Segment Open

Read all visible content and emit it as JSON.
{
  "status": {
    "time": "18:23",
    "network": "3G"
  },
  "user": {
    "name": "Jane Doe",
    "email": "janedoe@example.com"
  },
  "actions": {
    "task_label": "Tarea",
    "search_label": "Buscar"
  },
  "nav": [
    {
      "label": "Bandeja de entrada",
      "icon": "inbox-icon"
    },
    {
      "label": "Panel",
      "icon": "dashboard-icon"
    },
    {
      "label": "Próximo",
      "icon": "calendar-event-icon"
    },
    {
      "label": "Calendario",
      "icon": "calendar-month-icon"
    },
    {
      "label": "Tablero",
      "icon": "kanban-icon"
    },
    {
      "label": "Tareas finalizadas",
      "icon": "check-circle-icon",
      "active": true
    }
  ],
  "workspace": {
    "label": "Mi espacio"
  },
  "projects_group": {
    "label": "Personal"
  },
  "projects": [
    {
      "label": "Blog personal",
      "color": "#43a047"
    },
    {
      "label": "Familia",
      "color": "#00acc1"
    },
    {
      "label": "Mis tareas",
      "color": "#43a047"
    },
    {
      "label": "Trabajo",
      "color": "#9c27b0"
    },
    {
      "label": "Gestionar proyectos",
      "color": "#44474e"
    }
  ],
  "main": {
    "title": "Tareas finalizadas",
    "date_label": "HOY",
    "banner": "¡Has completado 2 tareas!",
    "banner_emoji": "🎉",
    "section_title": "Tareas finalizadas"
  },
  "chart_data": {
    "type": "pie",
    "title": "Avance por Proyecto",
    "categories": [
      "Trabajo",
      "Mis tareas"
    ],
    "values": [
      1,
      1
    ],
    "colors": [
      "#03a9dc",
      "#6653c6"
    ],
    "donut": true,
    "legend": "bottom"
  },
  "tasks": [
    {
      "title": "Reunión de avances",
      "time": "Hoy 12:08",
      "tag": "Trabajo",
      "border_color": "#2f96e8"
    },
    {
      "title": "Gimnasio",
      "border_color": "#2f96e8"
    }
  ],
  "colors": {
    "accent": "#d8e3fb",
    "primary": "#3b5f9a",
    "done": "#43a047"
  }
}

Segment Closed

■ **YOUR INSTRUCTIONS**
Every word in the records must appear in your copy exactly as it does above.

■ **TASK ANSWER**
Read all visible content and emit it as JSON.
{
  "status": {
    "time": "18:23",
    "network": "3G"
  },
  "user": {
    "name": "Jane Doe",
    "email": "janedoe@example.com"
  },
  "actions": {
    "task_label": "Tarea",
    "search_label": "Buscar"
  },
  "nav": [
    {
      "label": "Bandeja de entrada",
      "icon": "inbox-icon"
    },
    {
      "label": "Panel",
      "icon": "dashboard-icon"
    },
    {
      "label": "Próximo",
      "icon": "calendar-event-icon"
    },
    {
      "label": "Calendario",
      "icon": "calendar-month-icon"
    },
    {
      "label": "Tablero",
      "icon": "kanban-icon"
    },
    {
      "label": "Tareas finalizadas",
      "icon": "check-circle-icon",
      "active": true
    }
  ],
  "workspace": {
    "label": "Mi espacio"
  },
  "projects_group": {
    "label": "Personal"
  },
  "projects": [
    {
      "label": "Blog personal",
      "color": "#43a047"
    },
    {
      "label": "Familia",
      "color": "#00acc1"
    },
    {
      "label": "Mis tareas",
      "color": "#43a047"
    },
    {
      "label": "Trabajo",
      "color": "#9c27b0"
    },
    {
      "label": "Gestionar proyectos",
      "color": "#44474e"
    }
  ],
  "main": {
    "title": "Tareas finalizadas",
    "date_label": "HOY",
    "banner": "¡Has completado 2 tareas!",
    "banner_emoji": "🎉",
    "section_title": "Tareas finalizadas"
  },
  "chart_data": {
    "type": "pie",
    "title": "Avance por Proyecto",
    "categories": [
      "Trabajo",
      "Mis tareas"
    ],
    "values": [
      1,
      1
    ],
    "colors": [
      "#03a9dc",
      "#6653c6"
    ],
    "donut": true,
    "legend": "bottom"
  },
  "tasks": [
    {
      "title": "Reunión de avances",
      "time": "Hoy 12:08",
      "tag": "Trabajo",
      "border_color": "#2f96e8"
    },
    {
      "title": "Gimnasio",
      "border_color": "#2f96e8"
    }
  ],
  "colors": {
    "accent": "#d8e3fb",
    "primary": "#3b5f9a",
    "done": "#43a047"
  }
}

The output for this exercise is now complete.